In March 2019, seven members of the NSERC Energy Storage Technology (NEST) Network travelled to Central Europe to visit researchers in Denmark and Germany.  The trip was part of the NEST Network’s broader internationalization strategy – to make connections with like-minded researchers world-wide to promote the sharing of information, to grow student mobility, and to augment collaborative scientific investigations.  Following the Network’s successful Missions to the United Kingdom and the United States in 2018, the trip was designed to maximize the range and kind of international connections.  This brief blog provides a summary of the Mission; follow-up activities continue.

The Mission’s members were as follows:

Germany and Denmark both offer much of interest to NEST Network researchers.

Picture of NEST delegates and colleagues at Karlsruhe Institute of Technology

NEST Network delegates and colleagues from the Karlsruhe Institute of Technology

Germany’s prominence in energy initiatives and activities is well-known – it hosted, for instance, the first International Conference for Renewable Energies in 2004, and the Energiewende (the energy transition) has influenced energy policy both within the country and beyond.  Germany has also been a leader in energy research.  A review of publications on SCOPUS since 2010 reveals that Germany ranks third globally (behind China and the United States) in terms of number of publications.[1]  And the country looks set to continue its activity in this area, with a number of energy-focused centres in Germany’s Excellence Strategy.

While smaller in size, Denmark, too, has a history of energy innovation and a depth of energy research.  With respect to the former, Denmark’s policy support of renewable energy dates back more than 40 years, and the country was one of the global leaders in the use of feed-in tariffs; Denmark is also home to the world’s largest wind turbine manufacturer (Vestas).  And with respect to the latter, Denmark hosts some of the world’s top universities, and its Government has identified, in its recent document entitled ‘Research 2025: Promising Future Research Areas’, green growth as a priority; within that, ‘an efficient, intelligent and integrated energy system’ is listed first. 

Picture of NEST delegates at Roskilde Campus, Denmark

NEST Network delegates at the Roskilde Campus, Technical University of Denmark

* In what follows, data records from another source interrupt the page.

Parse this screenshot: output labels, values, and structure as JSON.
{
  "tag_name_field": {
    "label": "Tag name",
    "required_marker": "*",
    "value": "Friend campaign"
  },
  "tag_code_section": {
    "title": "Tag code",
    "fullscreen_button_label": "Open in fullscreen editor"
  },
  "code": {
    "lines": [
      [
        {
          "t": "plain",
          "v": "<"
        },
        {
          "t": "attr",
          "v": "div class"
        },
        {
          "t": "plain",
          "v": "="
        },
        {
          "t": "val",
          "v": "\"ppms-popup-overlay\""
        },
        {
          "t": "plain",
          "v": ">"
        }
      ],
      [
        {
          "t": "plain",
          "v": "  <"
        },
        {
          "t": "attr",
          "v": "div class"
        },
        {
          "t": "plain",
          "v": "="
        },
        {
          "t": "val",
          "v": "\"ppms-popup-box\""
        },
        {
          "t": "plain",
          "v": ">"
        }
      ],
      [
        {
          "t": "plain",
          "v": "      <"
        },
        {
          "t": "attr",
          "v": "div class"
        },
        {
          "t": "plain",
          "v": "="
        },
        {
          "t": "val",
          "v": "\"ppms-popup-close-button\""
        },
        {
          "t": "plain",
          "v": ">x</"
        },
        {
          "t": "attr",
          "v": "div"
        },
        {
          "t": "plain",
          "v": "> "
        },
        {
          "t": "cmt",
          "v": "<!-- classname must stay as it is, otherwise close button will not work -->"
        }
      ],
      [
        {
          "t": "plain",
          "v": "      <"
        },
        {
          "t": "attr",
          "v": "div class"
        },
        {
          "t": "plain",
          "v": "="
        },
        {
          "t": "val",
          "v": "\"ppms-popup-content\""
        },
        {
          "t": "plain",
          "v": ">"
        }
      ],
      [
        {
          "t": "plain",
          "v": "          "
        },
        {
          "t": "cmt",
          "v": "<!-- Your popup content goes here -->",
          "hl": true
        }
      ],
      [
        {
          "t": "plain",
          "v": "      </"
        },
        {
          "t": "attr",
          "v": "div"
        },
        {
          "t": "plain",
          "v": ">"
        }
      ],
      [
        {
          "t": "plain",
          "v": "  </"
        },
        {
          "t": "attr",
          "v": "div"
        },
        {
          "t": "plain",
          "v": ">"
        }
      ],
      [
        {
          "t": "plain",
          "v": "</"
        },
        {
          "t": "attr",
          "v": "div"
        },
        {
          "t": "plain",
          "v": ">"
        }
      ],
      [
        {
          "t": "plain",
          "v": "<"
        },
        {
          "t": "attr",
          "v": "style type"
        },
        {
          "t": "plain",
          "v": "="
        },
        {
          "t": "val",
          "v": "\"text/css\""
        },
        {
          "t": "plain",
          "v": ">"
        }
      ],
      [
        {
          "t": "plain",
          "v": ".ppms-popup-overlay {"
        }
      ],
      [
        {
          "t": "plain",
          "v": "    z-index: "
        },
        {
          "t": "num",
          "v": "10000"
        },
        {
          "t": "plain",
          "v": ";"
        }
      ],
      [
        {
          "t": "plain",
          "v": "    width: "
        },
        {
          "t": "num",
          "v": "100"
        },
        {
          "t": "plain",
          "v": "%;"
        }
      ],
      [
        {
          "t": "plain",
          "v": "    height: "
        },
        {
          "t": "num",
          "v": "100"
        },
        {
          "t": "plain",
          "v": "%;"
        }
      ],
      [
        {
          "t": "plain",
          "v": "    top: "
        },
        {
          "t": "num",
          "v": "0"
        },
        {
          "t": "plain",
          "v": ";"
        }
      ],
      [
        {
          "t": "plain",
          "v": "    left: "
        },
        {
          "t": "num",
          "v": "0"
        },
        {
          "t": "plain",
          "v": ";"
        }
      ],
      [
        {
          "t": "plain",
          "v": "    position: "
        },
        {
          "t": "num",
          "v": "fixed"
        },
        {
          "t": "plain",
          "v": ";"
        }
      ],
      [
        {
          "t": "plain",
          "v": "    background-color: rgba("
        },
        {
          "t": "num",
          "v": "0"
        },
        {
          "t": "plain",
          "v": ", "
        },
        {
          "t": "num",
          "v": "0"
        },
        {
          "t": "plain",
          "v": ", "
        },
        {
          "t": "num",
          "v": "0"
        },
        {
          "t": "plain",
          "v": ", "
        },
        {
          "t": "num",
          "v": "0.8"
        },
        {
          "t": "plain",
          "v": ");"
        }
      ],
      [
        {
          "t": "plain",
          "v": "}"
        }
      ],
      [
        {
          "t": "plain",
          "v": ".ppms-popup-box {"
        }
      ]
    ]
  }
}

With five distinct destinations in five days, the Mission covered a lot of territory, as well as a lot of different kinds of institutions.  Three world-class universities hosted us at different times during the week, and the potential for collaboration with members of each became clear during the course of the respective day-long visits. 

Picture of NEST delegates at Ulm University

NEST Network delegates had the opportunity to tour facilities at Ulm University

In addition to universities, the delegates had the opportunity to visit other kinds of institutions:  one an organization for applied research, the other a multi-client and multi-purpose urban space.

Implementation of the Network’s broader internationalization strategy also continues.  A full update will be provided at the 2019 NESTNet Week in June.

[1] Search terms: ‘storage and energy’.  Total number of articles:  133,302.  Number from Germany:  8,488.  Of these, KIT was the top affiliation (467).  (Search conducted on 31 March 2019.)